Excess moisture in crawlspaces and basements often migrates to the upper levels of the home through a “stack effect”. In essence, whatever air is below the house is also inside the house.
Stack Effect Contributes To:
- High Humidity
- Pest Infestations
- Poor Indoor Air Quality
- Mold Growth
- Musty Odors
- Damage to Property
Indoor humidity levels, especially in basements and crawlspaces, can rise dramatically in the summer months and during the shoulder seasons. This is why dehumidification in these spaces is essential for proper humidity control. Santa Fe Dehumidifiers are the solution to healthy, comfortable living.
Homes that are properly encapsulated, continuously monitored and treated with a Santa Fe dehumidifier are protected from both the humid outside air and the ground’s natural moisture. An added bonus is that this strategy minimizes fungi and mildew growth, guaranteeing a more structurally sound and healthier home.
- According to a study by Advanced Energy, homeowners can expect to reduce their energy bills by 15-18% by sealing off their crawlspace. They also determined that homes with vented crawlspaces were 19 times more likely to experience relative humidity levels in excess of 70% than homes with encapsulated crawlspaces.
- As much as 50% of the air in a home’s living space originates from the crawlspace.
- Most pests are attracted to moist environments; as a result, moisture control is an important part of any fully integrated pest management system.
Drain traps are important to prevent air from flowing back through the drain hose and back-flowing water into the dehumidifiers. All Santa Fe dehumidifiers need a drain trap except for the Classic.
Early Spring is always a good time to check and prepare your Santa Fe dehumidifier before the humidity season:
- Be sure to change out the filter every 3-6 months. A clean filter with help the dehumidifier perform efficiently and effectively and ensure that the inside of the dehumidifier stays clean; this will extend the life of your dehumidifier.
- If your Santa Fe dehumidifier has a pre-filter, vacuum it off every 3-6 months and replace every couple of years (when it starts to breakdown).

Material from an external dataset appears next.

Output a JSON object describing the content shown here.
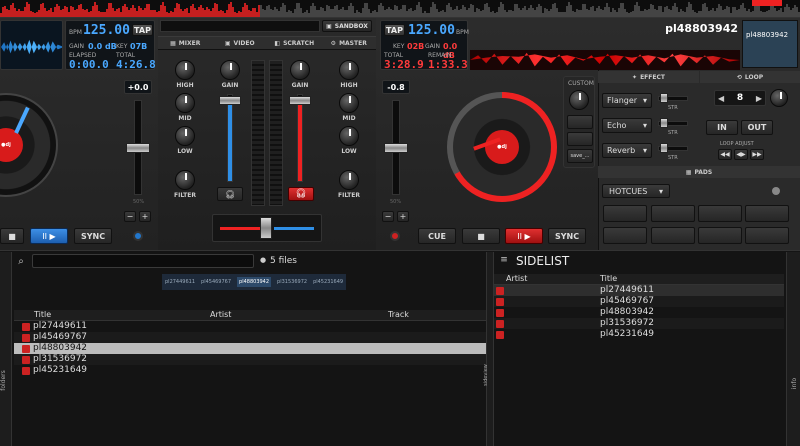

- Check the drain line to ensure there is nothing blocking the condensate from the dehumidifier. If you have a condensate pump, be sure to test the pump by filling it with water to confirm the float switch is working. It’s always a good idea to empty your condensate pump at the end of every humidity season before winter. This will prevent any potential issues in the spring.
- Be sure to reposition the dehumidistat / control to 50% relative humidity if it was turned off or setback before winter.

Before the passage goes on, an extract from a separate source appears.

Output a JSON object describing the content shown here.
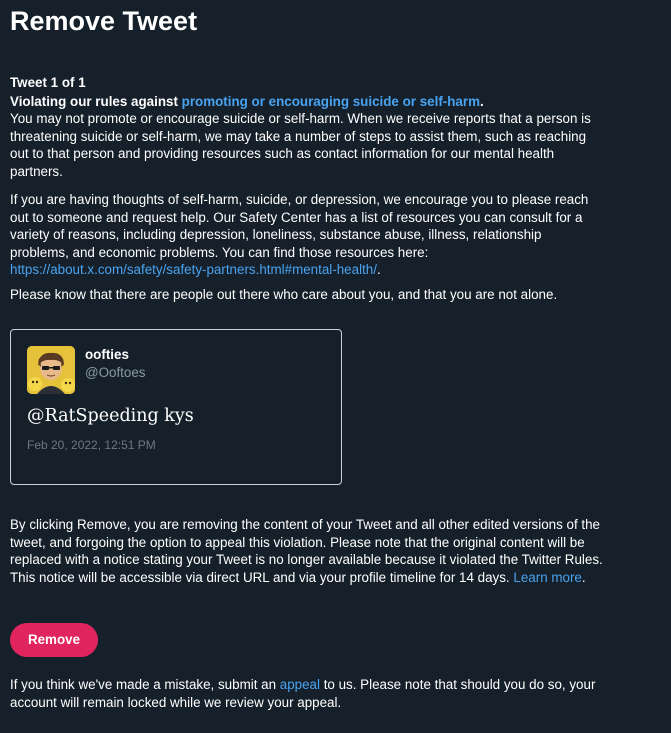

- Be sure the intake and supply of the dehumidifier are not blocked.
Follow these simple steps every Spring to help extend the life of your Santa Fe dehumidifier and ensure effective dehumidification.
The Santa Fe Classic was specifically designed for basements. The high-capacity (275 cfm) blower on the unit moves air in a way that no small conventional unit can. The Santa Fe Classic’s vertical configuration and flow-down design perform exceptionally well in basements, and provide options for installation that no other unit can match. The optional condensate pump and ducting kits provide the flexibility necessary for almost any application. No conventional dehumidifier can perform as efficiently and effectively in basements as the Santa Fe Classic.
“Open the box, plug it in, DONE! It is solid, well-built, no frills and gets the job done exactly as advertised. The energy efficiency and removal rate that Sante Fe claims is accurate as I actually measured both (Yes, I am a dorky engineer) It is still made in America to top it all off. A bit pricey, but you gotta pay to play… I am very pleased with this unit mostly because it is and does exactly what it is advertised to do!” Greg Arserio from Rochester, NY. Click Here to read more reviews on the Santa Fe Classic.